Generation C share what they love or what captures their attention. They want to build relationships and engage with businesses and brands that engage with them. If done correctly, Generation C can be influential brand advocates that talk positively about a brand or product and then share positive messages about the brand to other people.
Empowering brand advocates to share a brand’s story can help to increase the amount, quality and awareness of content and therefore increase engagement between the brand and its consumers via social media.
Following Gabrielle’s presentation here are my five top tips for engaging with Generation C online:
1. Office hours don’t apply: Remember social media isn’t 9-5. With the increase of social media being accessed on mobile devices such as tablets and mobile phones people can access your brand or business at any time.
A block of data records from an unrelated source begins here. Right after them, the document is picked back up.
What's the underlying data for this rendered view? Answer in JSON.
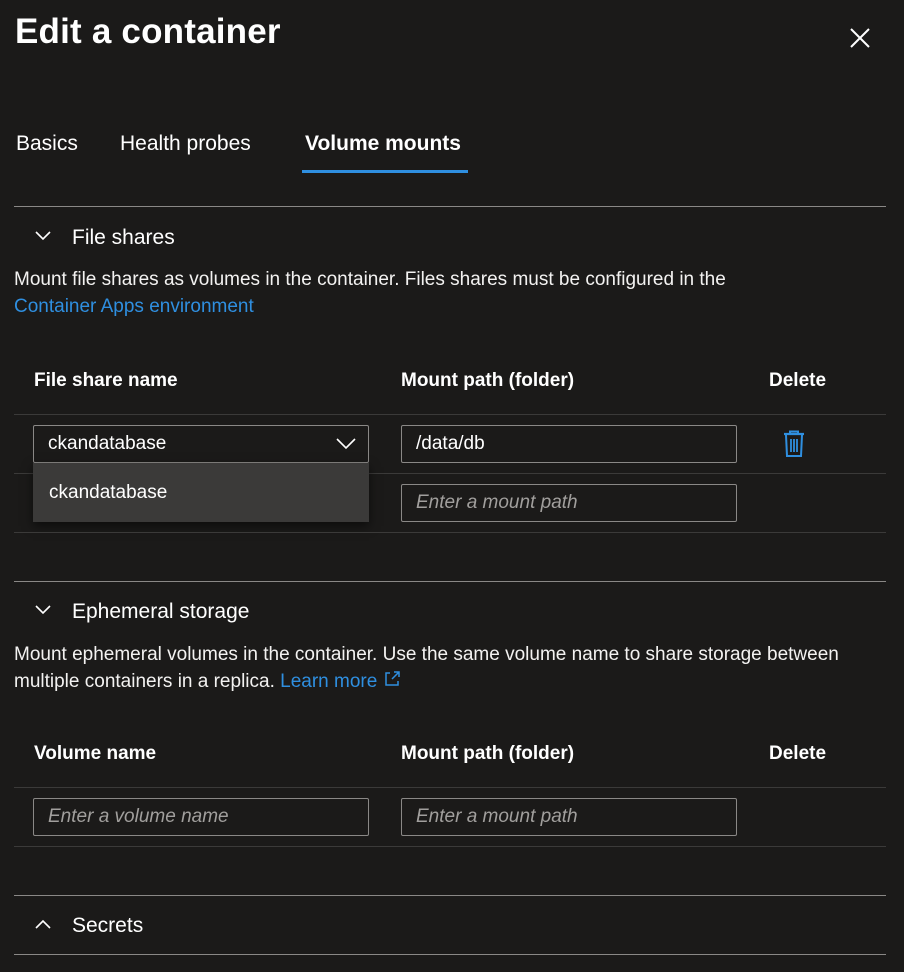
{
  "panel": {
    "title": "Edit a container"
  },
  "tabs": [
    {
      "label": "Basics",
      "active": false
    },
    {
      "label": "Health probes",
      "active": false
    },
    {
      "label": "Volume mounts",
      "active": true
    }
  ],
  "file_shares": {
    "header": "File shares",
    "description": "Mount file shares as volumes in the container. Files shares must be configured in the",
    "link": "Container Apps environment",
    "columns": [
      "File share name",
      "Mount path (folder)",
      "Delete"
    ],
    "rows": [
      {
        "file_share": "ckandatabase",
        "mount_path": "/data/db"
      }
    ],
    "new_row": {
      "mount_path_placeholder": "Enter a mount path"
    },
    "dropdown_options": [
      "ckandatabase"
    ]
  },
  "ephemeral_storage": {
    "header": "Ephemeral storage",
    "description": "Mount ephemeral volumes in the container. Use the same volume name to share storage between multiple containers in a replica.",
    "link": "Learn more",
    "columns": [
      "Volume name",
      "Mount path (folder)",
      "Delete"
    ],
    "new_row": {
      "volume_name_placeholder": "Enter a volume name",
      "mount_path_placeholder": "Enter a mount path"
    }
  },
  "secrets": {
    "header": "Secrets"
  },
  "colors": {
    "background": "#1b1a19",
    "accent": "#2f8fe0",
    "field_border": "#8a8886",
    "flyout": "#3b3a39"
  },
  "icons": [
    "close-icon",
    "chevron-down-icon",
    "chevron-up-icon",
    "delete-icon",
    "external-link-icon"
  ]
}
It is expected that questions, complaints or endorsements are replied to in a timely fashion.
2. Show your personality: Work out what your business personality is and broadcast this using social media. People buy from people and it is important to remember the ‘social’ element of social media. Sharing interesting industry, local or useful information and being a trusted source for this can help keep you top of mind and help generate business in the future.
3. Sharing is key: Make sure the information you post on social media websites is sharable. Photos and interesting charts and graphs are popular for sharing but me mindful of size and make sure any attachment to a tweet isn’t too big to download.
4. Be prepared: Social media moves quickly so businesses need to be prepared for when a not so positive message about the business appears on social media platforms. Gabrielle Laine-Peters noted that being transparent, keeping the brand’s tone, being well-timed and showing empathy is important.
5. Social media monitoring tools can help: Utilise platforms such as ‘Tweetdeck’ to help monitor social media interactions with your business.
Above all, Generation C is an ‘always-on’ culture. Intelligent, informed and interactive; it’s a generation that businesses will have to adapt to if they are to communicate effectively and tell people about their products and services in a way that they will respond to and appreciate.